SSL/Jamsons received remuneration from Grameen Phone, and they recruited the drivers on a temporary basis as drivers for Grameen Phone and as employees of SSL/Jamsons. The Court observed that Grameen Phone did not appoint the drivers on a temporary or permanent basis and did not issue any letters of appointment to them or give them any assurance that they would be absorbed permanently into the employment of Grameen Phone. Thus, although Grameen Phone was the SEE in the arrangement, it did not, legally, need to bear the liabilities of providing rights to the outsourced workers. In making its judgment, the Court relied on the previously decided case Karnaphuli Paper Mills Workers Union v Karnaphuli Paper Mills Ltd.(2)
The drivers were legally employed by SSL/Jamsons on an outsourcing basis. Therefore, despite SSL/Jamsons' declaration of an inability to pay compensation, under the Labour Act 2006, the outsourced workers were entitled to the benefits from their true employer, SSL/Jamsons. Notably, in this particular case, Grameen Phone offered the outsourced drivers a reasonable and rational lump sum to settle the case. Nevertheless, in such a situation, the outsourcing workers will again need to bring an action against their employer, SSL/Jamsons, resulting in repeated litigation costs for them.

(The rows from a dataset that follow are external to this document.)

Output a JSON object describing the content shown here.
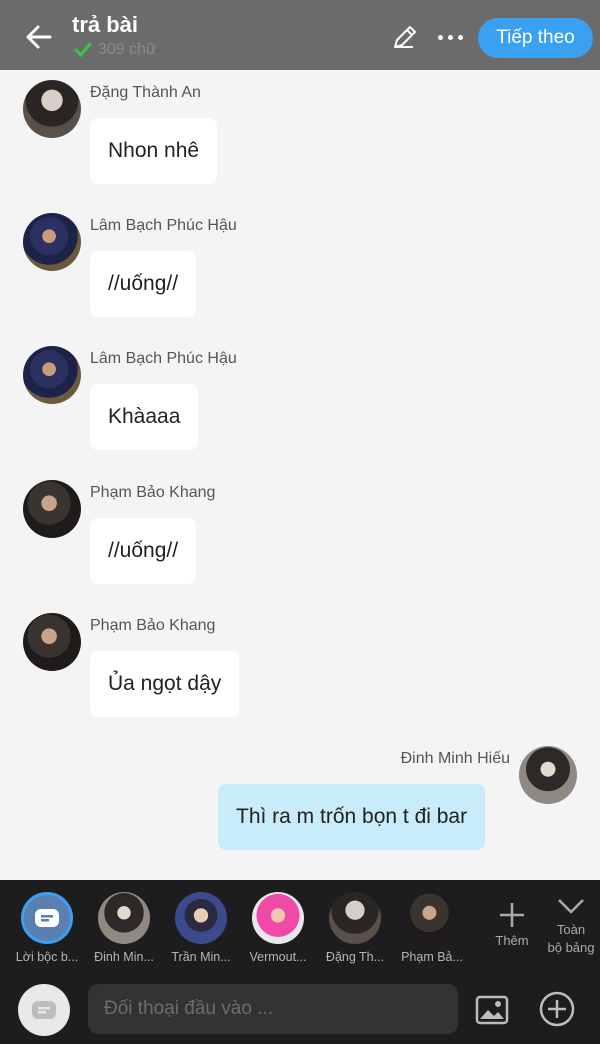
{
  "header": {
    "title": "trả bài",
    "word_count": "309 chữ",
    "next_label": "Tiếp theo"
  },
  "messages": [
    {
      "sender": "Đặng Thành An",
      "text": "Nhon nhê",
      "mine": false
    },
    {
      "sender": "Lâm Bạch Phúc Hậu",
      "text": "//uống//",
      "mine": false
    },
    {
      "sender": "Lâm Bạch Phúc Hậu",
      "text": "Khàaaa",
      "mine": false
    },
    {
      "sender": "Phạm Bảo Khang",
      "text": "//uống//",
      "mine": false
    },
    {
      "sender": "Phạm Bảo Khang",
      "text": "Ủa ngọt dậy",
      "mine": false
    },
    {
      "sender": "Đinh Minh Hiếu",
      "text": "Thì ra m trốn bọn t đi bar",
      "mine": true
    }
  ],
  "characters": [
    {
      "label": "Lời bộc b..."
    },
    {
      "label": "Đinh Min..."
    },
    {
      "label": "Trần Min..."
    },
    {
      "label": "Vermout..."
    },
    {
      "label": "Đặng Th..."
    },
    {
      "label": "Phạm Bả..."
    }
  ],
  "add_label": "Thêm",
  "collapse_label_1": "Toàn",
  "collapse_label_2": "bộ bảng",
  "input": {
    "placeholder": "Đối thoại đầu vào ..."
  },
  "colors": {
    "accent": "#3aa0f2",
    "my_bubble": "#c9ecfb",
    "header": "#6b6b6b",
    "bottom_bar": "#1d1d1f"
  }
}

In the NEBH, it is the outsourced workers who suffer the most. The outsourced workers must be given a say in the subcontract between the WSBE and the SEE. Meanwhile, in outsourcing arrangements, the Ministry of Labour should intervene by issuing a minimum benefits template contract for all three parties to sign, stating the joint but separate liability of the legal and de facto employers. This has already been done in China, Indonesia and Turkey. In addition, the names of the outsourced workers should be registered in a government directory. Such directory can form the basis of the arrangement of a welfare trust fund that the government would establish for different communities as a stopgap measure.
In the Grameen Phone case, although the Court was ready to impose an obligation on SSL/Jamsons, they did not need to bear any additional responsibilities because Grameen Phone cut a reasonable and rational deal with the outsourced workers. The legal team of the SEE needs to learn from this and regularly audit the standing of the WSBE with their workers to ensure maximum protection from outsourced contracts. The SEE can also put a clause in its contract with the WSBE that empowers it to retain a reasonable amount of payment if the full performance of labour obligations is not accomplished.

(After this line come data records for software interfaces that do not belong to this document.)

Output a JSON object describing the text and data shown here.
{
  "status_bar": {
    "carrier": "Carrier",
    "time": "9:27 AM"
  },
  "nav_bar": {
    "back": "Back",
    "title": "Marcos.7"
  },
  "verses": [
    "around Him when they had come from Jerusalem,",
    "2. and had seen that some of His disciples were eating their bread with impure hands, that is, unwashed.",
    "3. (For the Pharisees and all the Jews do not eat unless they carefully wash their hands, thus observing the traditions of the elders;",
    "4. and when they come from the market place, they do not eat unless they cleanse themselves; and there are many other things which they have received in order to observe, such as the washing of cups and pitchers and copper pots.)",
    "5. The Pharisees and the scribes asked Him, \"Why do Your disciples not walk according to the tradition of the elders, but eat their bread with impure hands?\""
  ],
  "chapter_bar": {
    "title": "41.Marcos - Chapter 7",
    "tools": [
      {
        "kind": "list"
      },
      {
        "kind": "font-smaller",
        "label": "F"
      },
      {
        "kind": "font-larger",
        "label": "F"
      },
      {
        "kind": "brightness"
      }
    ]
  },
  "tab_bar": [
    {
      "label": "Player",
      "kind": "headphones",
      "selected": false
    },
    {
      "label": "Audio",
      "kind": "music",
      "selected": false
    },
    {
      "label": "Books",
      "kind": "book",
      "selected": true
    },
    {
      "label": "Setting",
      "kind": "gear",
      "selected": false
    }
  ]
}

While the plight of outsourced workers cannot be denied, workers going after the organisation with the deepest pocket is also a demonstration of bad faith. The workers should have clear idea about their employment conditions at the time of their appointment. Under the Labour Act, one possible solution is to require the employers to approve their employee handbook. The workers may still be concerned that a retrospective judicial remedy is not an effective remedy per se, but a summary procedure as prescribed in the Labour Act (section 215) may be adequate relief for them. The government only gains legitimacy to ask for increased due diligence requirements in the supply chain when they are performing their existing responsibilities perfectly.
For further information on this topic please contact Azhar U Bhuiyan at A.S & Associates by telephone (+880 182 222 2272) or email ([email protected]). The A.S & Associates website can be accessed at www.as-associates.net.
(1) Jeremias Prassl, The Concept of the Employer, Oxford Monographs on Labour Law, 15 November 2016.